- Interestingly, the October-released OCLC Whitepaper on Success Strategies for Electronic Content Discovery and Access addresses flow-based publishing challenges with recommendations for standards for change management records and scheduled data synchronization.
- Academics and information workers are still figuring out what it means to move idea exchange “from the Cathedral to the Bazaar” where the accessibility of real time exchange and discourse is changing our timescales for scientific discourse, as well as our measures (e.g., altmetrics alongside citation tracking).
- Automated big data information flows have created a valuable, broadly accessible stream of content-snapshot products that are force us to redefine the way we deliver, evaluate, and track information products (e.g., the GDELT project has been a recent obsession of mine, with its ability to generate daily trend reports, daily world leaders sentiment analysis, and on demand ad hoc reports through Google BigQuery).
- Continuous flow of information isn’t just a creator-to-library phenomenon, but also a library-to-user expectation. Traditionally, digital products were delivered to desktops: now, they are delivered to people – wherever and whenever they are. This goes beyond considerations of responsive design into models for just in time library services.
- While push notifications, social sharing, and targeted RSS channels have long let users control how they tap into “streams” of information, we’ve only recently starting solving the problem of maintaining citation metadata within the flow of user-directed snippets and remixes. My library has recently started experimenting with adding org and Open Graph data to our own websites to help metadata flow with our content, and we’re keeping an eye on emerging services like figshare which promote the citable sharing of figures and other objects traditionally embedded within larger works or repositories.
- One of the most overt nods to the user-time continuum I’ve seen online is the recent inclusion of a calculated “average reading time” for articles on content platforms like Medium, and it will be interesting to see the impact it has on user engagement.
Platforms and Tracking
While we are still largely lacking in metrics and vocabulary to talk about information service delivery in terms of time-based rhythms, the “real time” reporting feature in Google Analytics can be a great help in wrapping your brain around how to start visualizing rates of information flow.

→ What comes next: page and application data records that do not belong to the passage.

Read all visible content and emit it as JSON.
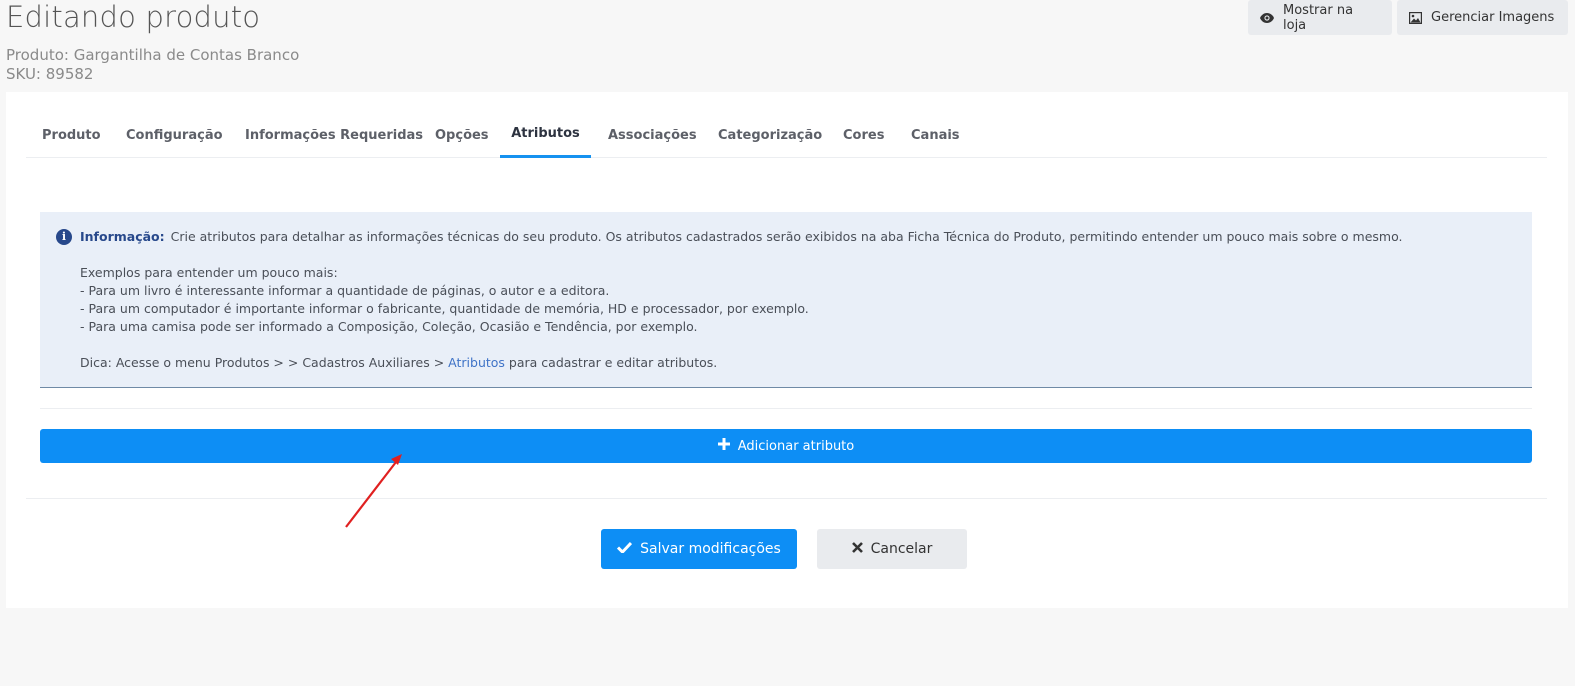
{
  "header": {
    "title": "Editando produto",
    "product_line": "Produto: Gargantilha de Contas Branco",
    "sku_line": "SKU: 89582",
    "buttons": {
      "show_store": "Mostrar na loja",
      "manage_images": "Gerenciar Imagens"
    }
  },
  "tabs": [
    {
      "label": "Produto"
    },
    {
      "label": "Configuração"
    },
    {
      "label": "Informações Requeridas"
    },
    {
      "label": "Opções"
    },
    {
      "label": "Atributos",
      "active": true
    },
    {
      "label": "Associações"
    },
    {
      "label": "Categorização"
    },
    {
      "label": "Cores"
    },
    {
      "label": "Canais"
    }
  ],
  "info": {
    "label": "Informação:",
    "text": "Crie atributos para detalhar as informações técnicas do seu produto. Os atributos cadastrados serão exibidos na aba Ficha Técnica do Produto, permitindo entender um pouco mais sobre o mesmo.",
    "examples_title": "Exemplos para entender um pouco mais:",
    "examples": [
      "- Para um livro é interessante informar a quantidade de páginas, o autor e a editora.",
      "- Para um computador é importante informar o fabricante, quantidade de memória, HD e processador, por exemplo.",
      "- Para uma camisa pode ser informado a Composição, Coleção, Ocasião e Tendência, por exemplo."
    ],
    "tip_prefix": "Dica: Acesse o menu Produtos > > Cadastros Auxiliares >",
    "tip_link": "Atributos",
    "tip_suffix": "para cadastrar e editar atributos."
  },
  "actions": {
    "add_attribute": "Adicionar atributo",
    "save": "Salvar modificações",
    "cancel": "Cancelar"
  },
  "colors": {
    "primary": "#0d8ef5",
    "info_bg": "#e9eff8",
    "info_accent": "#27488b",
    "annotation_arrow": "#e02020"
  },
  "icons": {
    "show_store": "eye-icon",
    "manage_images": "image-icon",
    "info": "info-circle-icon",
    "add": "plus-icon",
    "save": "check-icon",
    "cancel": "times-icon",
    "annotation": "red-arrow-annotation"
  }
}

- For my library, I’ve reworked a few of our content analysis reports: Where I previously monitored month-to-month changes in user interest across categories and keywords, I’ve now also started monitoring trends such as the rate of change of user interests across time and categories. Data collection is still in its early stages, but I’m excited to see what this analysis reveals, and whether I can use this information to predict future content needs more strategically.
Of course, that’s just scratching the surface of what’s possible and what’s out there. If anyone else is experimenting with building flow-pacing into their library services, monitoring user information rhythms, or deploying other tools and protocols to evolve into a continuous-information universe, be sure to drop a note or a link in the comments.
Suzanne Grubb is a digital librarian/instructional designer and all-purpose info-geek, currently building a Clinical Research Education Library for a DC-based association.